| Items from an interface collection |
--- START ---

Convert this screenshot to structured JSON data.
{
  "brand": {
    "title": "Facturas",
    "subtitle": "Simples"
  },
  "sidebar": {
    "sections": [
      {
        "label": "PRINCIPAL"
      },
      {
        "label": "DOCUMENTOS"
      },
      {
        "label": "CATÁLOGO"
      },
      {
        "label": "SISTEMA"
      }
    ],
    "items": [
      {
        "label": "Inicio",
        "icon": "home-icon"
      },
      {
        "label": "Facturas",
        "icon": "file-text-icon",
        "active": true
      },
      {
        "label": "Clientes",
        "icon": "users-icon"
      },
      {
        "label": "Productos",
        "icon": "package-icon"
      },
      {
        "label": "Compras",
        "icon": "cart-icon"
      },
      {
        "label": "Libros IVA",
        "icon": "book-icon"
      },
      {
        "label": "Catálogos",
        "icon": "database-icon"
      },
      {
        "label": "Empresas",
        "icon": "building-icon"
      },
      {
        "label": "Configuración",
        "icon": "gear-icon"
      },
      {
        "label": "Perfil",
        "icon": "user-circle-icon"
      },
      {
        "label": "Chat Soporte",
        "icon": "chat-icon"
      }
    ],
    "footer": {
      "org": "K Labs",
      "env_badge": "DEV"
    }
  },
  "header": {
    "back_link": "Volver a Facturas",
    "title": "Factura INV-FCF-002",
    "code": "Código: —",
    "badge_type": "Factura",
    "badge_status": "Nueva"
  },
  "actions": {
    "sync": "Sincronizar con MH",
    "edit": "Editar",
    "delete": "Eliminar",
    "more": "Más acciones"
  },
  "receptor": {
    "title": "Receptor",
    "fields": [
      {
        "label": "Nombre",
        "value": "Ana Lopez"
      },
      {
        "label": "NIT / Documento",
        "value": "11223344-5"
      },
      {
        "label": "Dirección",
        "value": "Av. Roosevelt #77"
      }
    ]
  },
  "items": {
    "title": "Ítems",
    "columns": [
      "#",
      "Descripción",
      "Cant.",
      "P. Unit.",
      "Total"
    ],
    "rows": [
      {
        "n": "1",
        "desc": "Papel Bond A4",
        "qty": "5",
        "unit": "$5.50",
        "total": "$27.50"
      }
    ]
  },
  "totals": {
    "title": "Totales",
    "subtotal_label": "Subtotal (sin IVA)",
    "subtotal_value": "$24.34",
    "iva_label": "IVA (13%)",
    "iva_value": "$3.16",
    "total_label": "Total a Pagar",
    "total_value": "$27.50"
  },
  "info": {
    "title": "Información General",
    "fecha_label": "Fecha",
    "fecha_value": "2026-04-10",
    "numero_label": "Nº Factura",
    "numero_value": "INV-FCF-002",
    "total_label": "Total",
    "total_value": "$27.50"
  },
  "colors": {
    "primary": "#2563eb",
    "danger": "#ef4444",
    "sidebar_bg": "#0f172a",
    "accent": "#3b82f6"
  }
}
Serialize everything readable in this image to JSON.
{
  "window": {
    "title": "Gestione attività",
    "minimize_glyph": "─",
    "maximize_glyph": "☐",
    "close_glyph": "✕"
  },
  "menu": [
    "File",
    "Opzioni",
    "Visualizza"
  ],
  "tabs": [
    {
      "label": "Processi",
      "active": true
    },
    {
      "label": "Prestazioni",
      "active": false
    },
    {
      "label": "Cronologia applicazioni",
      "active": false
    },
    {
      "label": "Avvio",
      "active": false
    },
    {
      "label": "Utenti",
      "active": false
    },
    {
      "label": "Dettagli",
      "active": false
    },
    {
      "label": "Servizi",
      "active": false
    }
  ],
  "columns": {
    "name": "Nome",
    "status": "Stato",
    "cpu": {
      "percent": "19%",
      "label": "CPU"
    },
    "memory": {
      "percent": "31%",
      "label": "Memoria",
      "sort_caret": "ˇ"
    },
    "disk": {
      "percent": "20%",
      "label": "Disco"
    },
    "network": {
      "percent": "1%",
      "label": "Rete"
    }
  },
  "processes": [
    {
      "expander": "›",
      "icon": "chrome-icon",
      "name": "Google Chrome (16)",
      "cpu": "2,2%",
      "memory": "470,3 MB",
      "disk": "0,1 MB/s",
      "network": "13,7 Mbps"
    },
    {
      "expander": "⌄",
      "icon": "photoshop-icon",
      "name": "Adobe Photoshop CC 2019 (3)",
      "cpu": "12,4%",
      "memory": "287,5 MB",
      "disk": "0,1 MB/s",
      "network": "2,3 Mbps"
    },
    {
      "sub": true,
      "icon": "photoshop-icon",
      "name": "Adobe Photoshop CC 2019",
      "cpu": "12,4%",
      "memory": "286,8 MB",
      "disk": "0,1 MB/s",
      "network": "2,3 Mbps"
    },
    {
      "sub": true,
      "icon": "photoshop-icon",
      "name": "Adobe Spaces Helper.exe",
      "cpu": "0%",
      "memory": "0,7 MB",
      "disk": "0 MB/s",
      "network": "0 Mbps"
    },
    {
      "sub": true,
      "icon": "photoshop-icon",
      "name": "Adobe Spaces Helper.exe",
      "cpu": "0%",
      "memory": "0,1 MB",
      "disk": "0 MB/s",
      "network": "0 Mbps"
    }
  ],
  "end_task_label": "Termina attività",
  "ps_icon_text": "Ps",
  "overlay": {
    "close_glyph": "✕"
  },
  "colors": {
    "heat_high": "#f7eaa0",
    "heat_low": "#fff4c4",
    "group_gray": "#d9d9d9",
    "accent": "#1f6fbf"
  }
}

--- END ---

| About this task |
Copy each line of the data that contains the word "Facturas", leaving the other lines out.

| Answer for the task |
    "title": "Facturas",
        "label": "Facturas",
    "back_link": "Volver a Facturas",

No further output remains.